M&A Prospects for 2021

Platte River Equity sold its CTS Engines property to J.F. Lehman & Company.

With new vaccines providing both hope and clarity for aviation, a number of aftermarket M&A deals closed toward the end of 2020, according to Jonathan Berger, managing director of Alton Aviation Consultancy.

Among them was the sale of an engine MRO by one private equity firm to another. 

Platte River Equity sold its CTS Engines property to J.F. Lehman & Co. J.F. Lehman is a mid-market private equity firm focused exclusively on aerospace, defense, maritime, government and environmental sectors.

CTS does MRO and testing of early stage commercial engines, specializing in overhaul of CF6‑80s, CF6-50s and PW2000s that power mostly older jets like Airbus A300s, A310s and A330s and Boeing 747s, 757s and 767s, MD-11s and a variety of military aircraft.

CTS’s core services include end-to-end engine overhauls, component repairs and return-to-service testing primarily for air cargo and military markets, nice businesses to be in now and in the future when dealing with older aircraft and engines. 

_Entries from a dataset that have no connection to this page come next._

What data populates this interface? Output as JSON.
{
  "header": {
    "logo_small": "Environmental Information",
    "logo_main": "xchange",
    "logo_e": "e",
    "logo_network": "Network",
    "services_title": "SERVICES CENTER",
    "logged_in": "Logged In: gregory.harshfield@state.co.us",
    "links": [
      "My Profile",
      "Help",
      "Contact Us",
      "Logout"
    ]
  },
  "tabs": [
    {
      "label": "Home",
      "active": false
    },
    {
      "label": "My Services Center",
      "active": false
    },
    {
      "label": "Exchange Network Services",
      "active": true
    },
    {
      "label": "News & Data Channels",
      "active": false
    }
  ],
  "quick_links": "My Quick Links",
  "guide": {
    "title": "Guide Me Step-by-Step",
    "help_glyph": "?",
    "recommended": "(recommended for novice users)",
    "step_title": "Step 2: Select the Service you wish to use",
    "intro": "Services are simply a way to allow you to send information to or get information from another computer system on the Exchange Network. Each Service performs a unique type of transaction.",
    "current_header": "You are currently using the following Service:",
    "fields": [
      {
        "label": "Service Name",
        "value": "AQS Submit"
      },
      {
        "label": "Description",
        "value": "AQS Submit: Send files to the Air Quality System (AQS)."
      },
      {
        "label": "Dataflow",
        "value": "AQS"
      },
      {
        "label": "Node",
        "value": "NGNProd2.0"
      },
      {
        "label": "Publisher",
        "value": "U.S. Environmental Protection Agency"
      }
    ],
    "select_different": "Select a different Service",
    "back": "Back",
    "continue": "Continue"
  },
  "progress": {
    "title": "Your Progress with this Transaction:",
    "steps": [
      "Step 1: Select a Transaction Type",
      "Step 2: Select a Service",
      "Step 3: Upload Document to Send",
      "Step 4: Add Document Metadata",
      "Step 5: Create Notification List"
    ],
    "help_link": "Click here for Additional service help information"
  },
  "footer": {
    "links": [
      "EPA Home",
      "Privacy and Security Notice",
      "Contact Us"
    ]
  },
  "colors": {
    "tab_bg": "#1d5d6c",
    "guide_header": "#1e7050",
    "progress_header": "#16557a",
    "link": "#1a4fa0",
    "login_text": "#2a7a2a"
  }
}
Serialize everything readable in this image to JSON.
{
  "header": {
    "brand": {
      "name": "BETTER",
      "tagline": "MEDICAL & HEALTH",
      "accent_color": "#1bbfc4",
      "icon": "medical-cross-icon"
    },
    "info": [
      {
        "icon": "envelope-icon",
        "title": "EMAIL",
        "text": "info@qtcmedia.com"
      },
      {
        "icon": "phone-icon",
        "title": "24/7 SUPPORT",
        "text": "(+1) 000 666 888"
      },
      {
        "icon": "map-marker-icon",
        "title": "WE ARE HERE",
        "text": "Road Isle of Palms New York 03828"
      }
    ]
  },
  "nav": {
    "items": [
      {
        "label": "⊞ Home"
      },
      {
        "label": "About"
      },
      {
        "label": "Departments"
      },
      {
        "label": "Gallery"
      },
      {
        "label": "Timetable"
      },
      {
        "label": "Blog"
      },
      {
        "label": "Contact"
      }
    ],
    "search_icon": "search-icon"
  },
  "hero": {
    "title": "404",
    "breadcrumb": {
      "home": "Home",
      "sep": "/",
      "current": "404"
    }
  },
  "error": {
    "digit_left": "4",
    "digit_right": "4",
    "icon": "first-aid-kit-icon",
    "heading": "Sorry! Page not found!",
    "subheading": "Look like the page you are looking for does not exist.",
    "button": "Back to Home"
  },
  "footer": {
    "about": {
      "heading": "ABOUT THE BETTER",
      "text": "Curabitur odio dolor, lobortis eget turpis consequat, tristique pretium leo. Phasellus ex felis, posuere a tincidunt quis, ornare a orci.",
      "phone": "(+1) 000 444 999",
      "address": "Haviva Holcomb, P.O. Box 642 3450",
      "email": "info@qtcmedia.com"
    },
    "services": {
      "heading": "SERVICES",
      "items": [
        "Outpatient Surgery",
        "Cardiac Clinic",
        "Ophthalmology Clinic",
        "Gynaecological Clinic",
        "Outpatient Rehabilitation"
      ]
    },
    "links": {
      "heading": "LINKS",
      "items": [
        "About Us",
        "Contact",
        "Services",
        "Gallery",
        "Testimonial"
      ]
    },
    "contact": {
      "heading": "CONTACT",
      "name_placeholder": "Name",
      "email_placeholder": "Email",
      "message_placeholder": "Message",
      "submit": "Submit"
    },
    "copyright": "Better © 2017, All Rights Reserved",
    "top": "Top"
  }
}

CTS’s present management team will be left in place. CTS CEO Vesa Paukkeri believes Lehman capital and its connections will help his MRO expand its market reach.

Alton’s Berger expects much more M&A to come in 2021. “The combination of extremely low interest rates and cost of capital, combined with continued aftermarket distress, should equal significant M&A activity,” Berger predicts. “Money is cheap to borrow, and there is no good place to put money now.”

Still, more clarity on airline fleet plans would help estimate the value of acquisitions and thus accelerate their closure. That has not happened yet. “The crystal ball is still a bit too opaque,” Berger observes. He expects much better visibility into fleet plans by the third or fourth quarter of 2021. Clarity on narrowbodies will precede a similar improvement on widebodies. Berger expects domestic travel to lead international travel, friends and family travel to lead pure leisure travel, followed by business travel. 

But recent movements have been favorable. “Vaccine announcements are definitely a positive, and the markets have been starved for anything positive,” Berger says. When performing due-diligence financial analysis for acquisition deals, buyers typically estimate three scenarios.

First, a base case, or likeliest scenario. Second, an upside scenario, of faster recovery and growth. Third, a downside scenario for slower recovery and growth. “The vaccine has improved the base case and mitigated the risk of a downside scenario,” Berger says.

Berger says some major MROs have the financial strength to buy aftermarket properties, while some do not, but he prefers not to name the stronger ones. And private equity is definitely interested in MRO, including all of its segments--line, airframe, components and engines. 

Acquisition prices will not soar to the heady multiples of earnings seen before the virus crisis, predicts Berger. These multiples were in “the low double digits, 10 to 14-ish, a seller’s market,” Berger summarizes. But the Alton consultant does not foresee fire-sale pricing either.

“Typically, they are now going for eight to 12 times earnings.”

Of course, buyers must still estimate normal earnings after what has been a very abnormal and poor year for most MROs. Berger says different buyers have different methods for estimating likely annual earnings, some forecasting the next five years, others using trailing three-year averages. “Each company has its own formula.”

Furthermore, a big question affecting M&A activity, deal pricing, future performance of the aftermarket and airline economics is what OEMs plan to do. Will they resume their pre-crisis drive for aftermarket share and return on digital investments like Airbus’s Skywise, or, chastened and weakened by the financial costs of 2021, will OEMs reemphasize their core manufacturing businesses for a while?